-- Available records follows --
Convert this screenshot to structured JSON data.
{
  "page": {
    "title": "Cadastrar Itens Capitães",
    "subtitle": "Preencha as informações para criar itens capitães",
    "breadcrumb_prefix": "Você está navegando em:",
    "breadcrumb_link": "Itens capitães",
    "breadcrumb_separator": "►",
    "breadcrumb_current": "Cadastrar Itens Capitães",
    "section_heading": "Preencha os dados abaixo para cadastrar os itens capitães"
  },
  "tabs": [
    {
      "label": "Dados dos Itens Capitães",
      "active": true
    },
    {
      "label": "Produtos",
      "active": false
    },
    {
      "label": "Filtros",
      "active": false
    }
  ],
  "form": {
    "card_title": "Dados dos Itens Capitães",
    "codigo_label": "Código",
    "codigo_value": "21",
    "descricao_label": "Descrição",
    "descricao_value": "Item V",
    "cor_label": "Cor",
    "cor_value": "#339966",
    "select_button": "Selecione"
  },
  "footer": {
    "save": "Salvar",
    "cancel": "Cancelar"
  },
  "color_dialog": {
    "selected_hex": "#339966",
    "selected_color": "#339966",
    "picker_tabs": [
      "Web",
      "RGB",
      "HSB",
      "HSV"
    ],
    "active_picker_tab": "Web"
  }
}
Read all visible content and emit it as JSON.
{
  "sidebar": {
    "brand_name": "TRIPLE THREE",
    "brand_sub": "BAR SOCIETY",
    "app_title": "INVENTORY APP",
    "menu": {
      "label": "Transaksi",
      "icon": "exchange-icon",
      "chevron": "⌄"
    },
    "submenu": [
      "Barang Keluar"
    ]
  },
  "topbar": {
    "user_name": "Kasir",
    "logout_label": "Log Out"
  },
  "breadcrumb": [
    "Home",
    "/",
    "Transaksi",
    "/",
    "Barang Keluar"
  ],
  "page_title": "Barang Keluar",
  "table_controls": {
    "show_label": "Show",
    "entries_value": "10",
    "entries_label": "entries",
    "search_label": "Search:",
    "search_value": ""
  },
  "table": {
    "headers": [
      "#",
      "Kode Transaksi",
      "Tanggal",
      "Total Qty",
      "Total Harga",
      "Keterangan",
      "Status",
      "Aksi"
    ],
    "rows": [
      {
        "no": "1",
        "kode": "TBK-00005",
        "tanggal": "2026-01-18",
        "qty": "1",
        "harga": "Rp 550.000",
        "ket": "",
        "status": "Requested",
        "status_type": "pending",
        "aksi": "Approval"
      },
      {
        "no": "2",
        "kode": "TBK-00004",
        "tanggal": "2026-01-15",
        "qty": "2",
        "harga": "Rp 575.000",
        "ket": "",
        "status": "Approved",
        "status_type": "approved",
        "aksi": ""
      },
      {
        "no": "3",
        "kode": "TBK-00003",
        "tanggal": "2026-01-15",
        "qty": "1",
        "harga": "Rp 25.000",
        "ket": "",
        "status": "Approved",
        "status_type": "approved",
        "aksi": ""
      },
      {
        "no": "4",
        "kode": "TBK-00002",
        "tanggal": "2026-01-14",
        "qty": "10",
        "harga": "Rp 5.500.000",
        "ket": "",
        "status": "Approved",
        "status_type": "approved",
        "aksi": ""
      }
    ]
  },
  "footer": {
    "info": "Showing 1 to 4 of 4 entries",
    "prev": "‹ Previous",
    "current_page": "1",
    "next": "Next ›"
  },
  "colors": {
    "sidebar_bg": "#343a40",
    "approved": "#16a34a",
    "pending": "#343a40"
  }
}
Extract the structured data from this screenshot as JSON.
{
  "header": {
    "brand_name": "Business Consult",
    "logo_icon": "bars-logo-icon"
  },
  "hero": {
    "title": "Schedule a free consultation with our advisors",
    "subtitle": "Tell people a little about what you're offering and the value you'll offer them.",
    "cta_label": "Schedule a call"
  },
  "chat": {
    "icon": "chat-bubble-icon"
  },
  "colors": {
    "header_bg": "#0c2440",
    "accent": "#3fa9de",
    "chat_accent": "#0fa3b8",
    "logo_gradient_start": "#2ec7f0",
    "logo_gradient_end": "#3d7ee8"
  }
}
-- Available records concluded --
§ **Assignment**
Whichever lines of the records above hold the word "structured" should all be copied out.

§ **Exercise solution**
Convert this screenshot to structured JSON data.
Extract the structured data from this screenshot as JSON.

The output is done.